                        _exit(1);
                }
                buf[9] = '\0';
                printf("/etc/passwd: %s\n", buf);
                close(fd);
        }

        int main(int argc, char * argv[])
        {
                printf("Before aa_stack_profile():\n");
                read_passwd();

                /* stack the "i_cant_be_trusted_anymore" profile, which
                 * should not have read access to /etc/passwd. */
                if (aa_stack_profile("i_cant_be_trusted_anymore") < 0) {
                    perror("Failure changing profile -- aborting");
                    _exit(1);
                }

                printf("After aa_stack_profile():\n");
                read_passwd();
                _exit(0);
        }

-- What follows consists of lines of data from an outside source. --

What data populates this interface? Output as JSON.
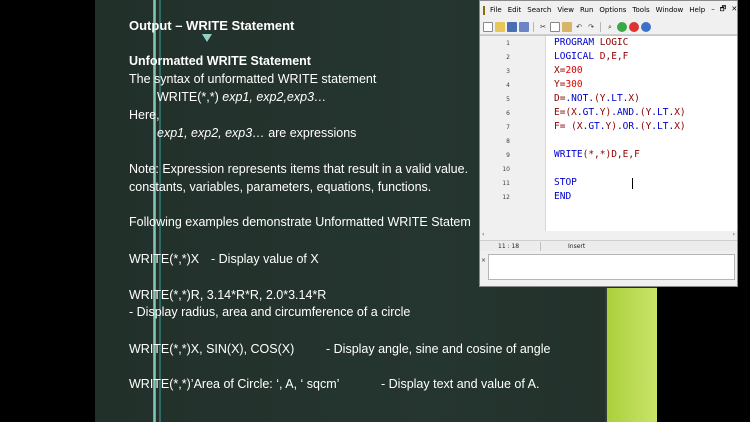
{
  "slide": {
    "title": "Output – WRITE Statement",
    "heading": "Unformatted WRITE Statement",
    "syntax_intro": "The syntax of unformatted WRITE statement",
    "syntax_call": "WRITE(*,*) ",
    "syntax_args": "exp1, exp2,exp3…",
    "here": "Here,",
    "exp_list": "exp1, exp2, exp3…",
    "exp_desc": "  are expressions",
    "note_1": "Note: Expression represents items that result in a valid value.",
    "note_2": "constants, variables, parameters, equations, functions.",
    "examples_intro": "Following examples demonstrate Unformatted WRITE Statem",
    "ex1_code": "WRITE(*,*)X",
    "ex1_desc": "- Display value of X",
    "ex2_code": "WRITE(*,*)R, 3.14*R*R, 2.0*3.14*R",
    "ex2_desc": "- Display radius, area and circumference of a circle",
    "ex3_code": "WRITE(*,*)X, SIN(X), COS(X)",
    "ex3_desc": "- Display angle, sine and cosine of angle",
    "ex4_code": "WRITE(*,*)’Area of Circle: ‘, A, ‘ sqcm’",
    "ex4_desc": "- Display text and value of A."
  },
  "editor": {
    "menu": [
      "File",
      "Edit",
      "Search",
      "View",
      "Run",
      "Options",
      "Tools",
      "Window",
      "Help"
    ],
    "window_controls": [
      "–",
      "🗗",
      "✕"
    ],
    "toolbar_icons": [
      "new-file-icon",
      "open-icon",
      "save-icon",
      "save-all-icon",
      "cut-icon",
      "copy-icon",
      "paste-icon",
      "undo-icon",
      "redo-icon",
      "find-icon",
      "run-icon",
      "stop-icon",
      "compile-icon"
    ],
    "line_numbers": [
      "1",
      "2",
      "3",
      "4",
      "5",
      "6",
      "7",
      "8",
      "9",
      "10",
      "11",
      "12"
    ],
    "lines": [
      {
        "a": "PROGRAM LOGIC"
      },
      {
        "a": "LOGICAL D,E,F"
      },
      {
        "a": "X=",
        "n": "200"
      },
      {
        "a": "Y=",
        "n": "300"
      },
      {
        "a": "D=.NOT.(Y.LT.X)"
      },
      {
        "a": "E=(X.GT.Y).AND.(Y.LT.X)"
      },
      {
        "a": "F= (X.GT.Y).OR.(Y.LT.X)"
      },
      {
        "a": ""
      },
      {
        "a": "WRITE(*,*)D,E,F"
      },
      {
        "a": ""
      },
      {
        "a": "STOP"
      },
      {
        "a": "END"
      }
    ],
    "status_position": "11 : 18",
    "status_mode": "Insert",
    "scroll_left": "‹",
    "scroll_right": "›",
    "output_marker": "×"
  },
  "colors": {
    "keyword": "#0000cc",
    "number": "#dd0000",
    "slide_bg": "#25352f",
    "accent_green": "#b5d94a"
  }
}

       This code example requires a profile similar to the following to be loaded with
       apparmor_parser(8):

        # Confine stack_p to be able to read /etc/passwd and aa_stack_profile()
        # to the 'i_cant_be_trusted_anymore' profile.
        /tmp/stack_p {
            /etc/ld.so.cache          mr,
            /lib/ld-*.so*             mrix,
            /lib/libc*.so*            mr,

            /etc/passwd               r,

            # Needed for aa_stack_profile()
            /usr/lib/libapparmor*.so* mr,
            /proc/[0-9]*/attr/current w,
        }

       As well as the profile to stack:

        profile i_cant_be_trusted_anymore {
            /etc/ld.so.cache      mr,
            /lib/ld-*.so*         mrix,
            /lib/libc*.so*        mr,
        }

       The output when run:

        $ /tmp/stack_p
        Before aa_stack_profile():
        /etc/passwd: root:x:0:
        After aa_stack_profile():
        Failure opening /etc/passwd: Permission denied
        $

BUGS

       None known. If you find any, please report them at
       <https://bugs.launchpad.net/apparmor/+filebug>. Note that using aa_stack_profile(2)
       without execve(2) provides no memory barriers between different areas of a program; if
       address space separation is required, then separate processes should be used.

SEE ALSO

       apparmor(7), apparmor.d(5), apparmor_parser(8), aa_change_profile(2), aa_getcon(2) and
       <http://wiki.apparmor.net>.